Numenius phoeopus (Linn.), Syst. Nat. i. p. 243 (1766) ; Naum. viii. p. 506, Taf. 217 ; Hewitson, ii. p. 324. pl. lxxxvii. fig. 1 ; Gould, B. of E. iv. pl. 303 ; id. B. of Gt. Brit. iv. pl. 49 ; Dresser, viii. p. 227, pl. 576 ; Sharpe, Cat. B. Br. Mus. xxiv. p. 356 ; Blanf. F. Brit. Ind. Birds, iv. p. 253 ; Ridgway, p. 171 ; Saunders, p. 629 ; Lilford, v. p. 135, pl. 58 : Poynting, p. 249, pl. 53.
Courlis, French, Macarico gallego, Portug. ; Zarapito, Serranct, Span. ; Chiurletto, Ital. ; Regen-brachvogel, German ; Regcnwulf, Dutch ; Spoi, Icel. ; Lille-Regnspove, Dan. ; Smaaspov, Norweg. ; smaspofv, Swed. ; Kuskastak, Lapp. ; Pieni-Kuovi, Finn. ; Malyi-Kronschnep, Kulik, Russ. ; Chota-Goungh, Hindu.
Male ad. (Sussex). Crown and nape dark brown with a mesial and two superciliary lines to the nape dull white ; upper parts dark brown with indistinct greyish brown margins ; hind neck dull white streaked with brown ; rump and upper tail-coverts white, the latter spotted and barred with dusky ; tail brownish grey, barred with dark brown and tipped with white ; quills blackish brown, the shafts white ; wing-coverts dusky brown spotted with dull white ; under parts white ; the sides of head, neck, breast, and flanks streaked with brown ; under wing-coverts and axillaries white, barred with brown : bill black, the base of lower mandible pale brown ; legs light greyish blue ; iris brown. Culmen 3.0, wing 9.3. tail 4.0, tarsus 2.3 inch. Female similar but larger.

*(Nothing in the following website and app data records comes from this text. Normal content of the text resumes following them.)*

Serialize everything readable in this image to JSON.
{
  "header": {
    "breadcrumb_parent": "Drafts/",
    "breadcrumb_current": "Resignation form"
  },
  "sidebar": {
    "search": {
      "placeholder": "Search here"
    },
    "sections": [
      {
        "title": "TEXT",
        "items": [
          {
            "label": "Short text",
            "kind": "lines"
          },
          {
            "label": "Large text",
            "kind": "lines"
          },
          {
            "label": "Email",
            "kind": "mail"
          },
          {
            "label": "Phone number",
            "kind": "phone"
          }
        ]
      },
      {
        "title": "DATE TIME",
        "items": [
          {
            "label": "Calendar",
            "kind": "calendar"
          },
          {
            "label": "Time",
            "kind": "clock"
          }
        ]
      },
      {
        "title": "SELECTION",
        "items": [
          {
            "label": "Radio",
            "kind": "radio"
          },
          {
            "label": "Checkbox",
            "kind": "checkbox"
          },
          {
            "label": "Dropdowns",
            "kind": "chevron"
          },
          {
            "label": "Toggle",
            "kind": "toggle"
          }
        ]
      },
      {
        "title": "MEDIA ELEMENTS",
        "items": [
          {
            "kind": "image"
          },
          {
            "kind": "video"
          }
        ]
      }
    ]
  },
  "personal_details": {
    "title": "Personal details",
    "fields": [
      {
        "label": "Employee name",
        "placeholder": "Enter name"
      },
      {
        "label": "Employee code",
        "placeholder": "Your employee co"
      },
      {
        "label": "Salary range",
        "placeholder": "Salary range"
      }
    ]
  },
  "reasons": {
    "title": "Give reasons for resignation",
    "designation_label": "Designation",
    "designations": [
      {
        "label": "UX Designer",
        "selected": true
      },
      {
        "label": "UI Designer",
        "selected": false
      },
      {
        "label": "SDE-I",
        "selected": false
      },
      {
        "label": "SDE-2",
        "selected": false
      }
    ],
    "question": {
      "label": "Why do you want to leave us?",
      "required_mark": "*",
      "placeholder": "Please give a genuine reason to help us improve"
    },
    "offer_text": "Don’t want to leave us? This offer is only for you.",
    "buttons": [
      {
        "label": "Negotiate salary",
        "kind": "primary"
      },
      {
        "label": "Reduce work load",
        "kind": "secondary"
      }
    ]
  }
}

Hab. Europe generally, north to Iceland, Greenland, and Lapland, migrating through Southern Europe to South Africa and Madagascar. Azores, Canaries, and Madeira for the winter ; Asia, east to India and Burma south to the Malay Archipelago.
In habits it resembles the Curlew. In the autumn and spring it is usually seen on our coasts or on pasture lands near the sea in small bands or flocks, and feeds on small shell-fish, insects, and crustaceans. Its note is a trilling tetty, tetty, tetty, tet quickly repeated. It breeds in the Faeroes, Northern Scandinavia, and Iceland, its nest being a depression on some slightly elevated and dry spot in the marshes, scantily lined with a few dead leaves or grass-bents, and its 4 eggs, which are usually deposited late in May or early in June, vary in colour from olive- brown to dark greenish brown, and are clouded and blotched, chiefly at the larger end, with dark umber-brown, but occasionally they are unmarked. In size they average 2.29 by 1.60.
1104. Numenius phaeopus